And the ones who are really smart spend good money on lighting for both the front and rear of their bikes. Like wearing seat belts, sometimes it takes a law to encourage people to do what is best for them. Fortunately, the technology for automobiles has meant that even those not wearing seat belts can be saved via airbags.
But cops still spend time each year stopping drivers and ticketing those not wearing seat belts. Here in Illinois we have a ‘click it or ticket‘ campaign. And you guessed right, the aim is to prevent loss of life by requiring folks to use their seat belts.
Who would be the one conspiring against motorists in this instance? I suppose the truly cynical would guess it was the insurance lobby trying to get out of paying large sums of money to those injured in accidents.
Well let’s consider that point. Assuming that were true, who benefits if you are not injured in an accident? You are paying premiums all along (especially if insurance is required in your state) so you will get some of your expenses paid. And then there is the possibility that the driver who gets ticketed for causing the accident will have to face a liability suit from your lawyer.
But even if you get millions of dollars, you may never fully regain use of your limbs or worse yet you may be dead. So even though your dependents get a lump sum you are still no longer around to enjoy life with them.
Nope. From where I sit the best solution to the problem is always avoidance in the first instance. If you can avoid being tossed around in your car and even ejected that is probably better in terms of protection than knowing you can get a settlement.
Even more to the point are the collision-avoidance systems flooding the market. Yes, they mean that insurance companies handle fewer claims, but isn’t that what we really want?

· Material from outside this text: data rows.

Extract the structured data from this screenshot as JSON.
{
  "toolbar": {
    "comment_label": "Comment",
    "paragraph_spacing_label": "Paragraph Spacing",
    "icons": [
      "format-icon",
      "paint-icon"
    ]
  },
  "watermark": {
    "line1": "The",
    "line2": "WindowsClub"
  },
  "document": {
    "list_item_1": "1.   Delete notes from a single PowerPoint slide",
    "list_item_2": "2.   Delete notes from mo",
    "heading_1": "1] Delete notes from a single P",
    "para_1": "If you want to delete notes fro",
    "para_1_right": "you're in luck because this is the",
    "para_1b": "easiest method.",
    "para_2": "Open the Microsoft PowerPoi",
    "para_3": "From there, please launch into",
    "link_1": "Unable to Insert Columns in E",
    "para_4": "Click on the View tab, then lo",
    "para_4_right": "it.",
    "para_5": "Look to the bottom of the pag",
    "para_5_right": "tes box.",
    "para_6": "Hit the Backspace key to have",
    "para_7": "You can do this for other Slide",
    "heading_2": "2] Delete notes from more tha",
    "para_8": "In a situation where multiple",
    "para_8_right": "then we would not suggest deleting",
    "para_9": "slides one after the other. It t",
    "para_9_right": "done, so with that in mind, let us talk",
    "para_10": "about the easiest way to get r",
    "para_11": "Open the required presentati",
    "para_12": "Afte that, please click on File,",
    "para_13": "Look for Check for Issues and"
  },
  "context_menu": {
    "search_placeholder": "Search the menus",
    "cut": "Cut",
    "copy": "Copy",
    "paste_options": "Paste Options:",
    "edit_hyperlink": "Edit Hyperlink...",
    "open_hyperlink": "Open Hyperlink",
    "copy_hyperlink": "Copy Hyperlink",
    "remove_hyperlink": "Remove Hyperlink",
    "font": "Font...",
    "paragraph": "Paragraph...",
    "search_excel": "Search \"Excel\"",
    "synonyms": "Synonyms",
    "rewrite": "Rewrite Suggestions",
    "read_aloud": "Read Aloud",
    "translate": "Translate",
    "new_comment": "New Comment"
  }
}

I know that I do.
Maybe the entire problem of Life Paint’s rude acceptance by the Danes is that they suffer too little sunlight over the winter each year. Of course so do the Swedes, but they seem less cranky afterwards. Something tells me that a little intermarriage might be just the thing for the survival of the sanity of the Danes.
Cannot wait to get my hands on a can of that paint and play with it a bit. Sounds like yet another good thing to come into the lives of cyclists when they weren’t looking.
Let’s Place The Blame Where It Really Belongs
Cars Don’t Kill. People Do.
The single biggest factor in fatalities and injury while driving is impairment. That most often comes in the form of drunkeness. If the cycling community really wants to aim high for Vision Zero it is going to have to confront its reliance on alcohol even when riding a bike.
To ignore this single factor (alcohol) is to be disingenuous about wanting ‘safety‘.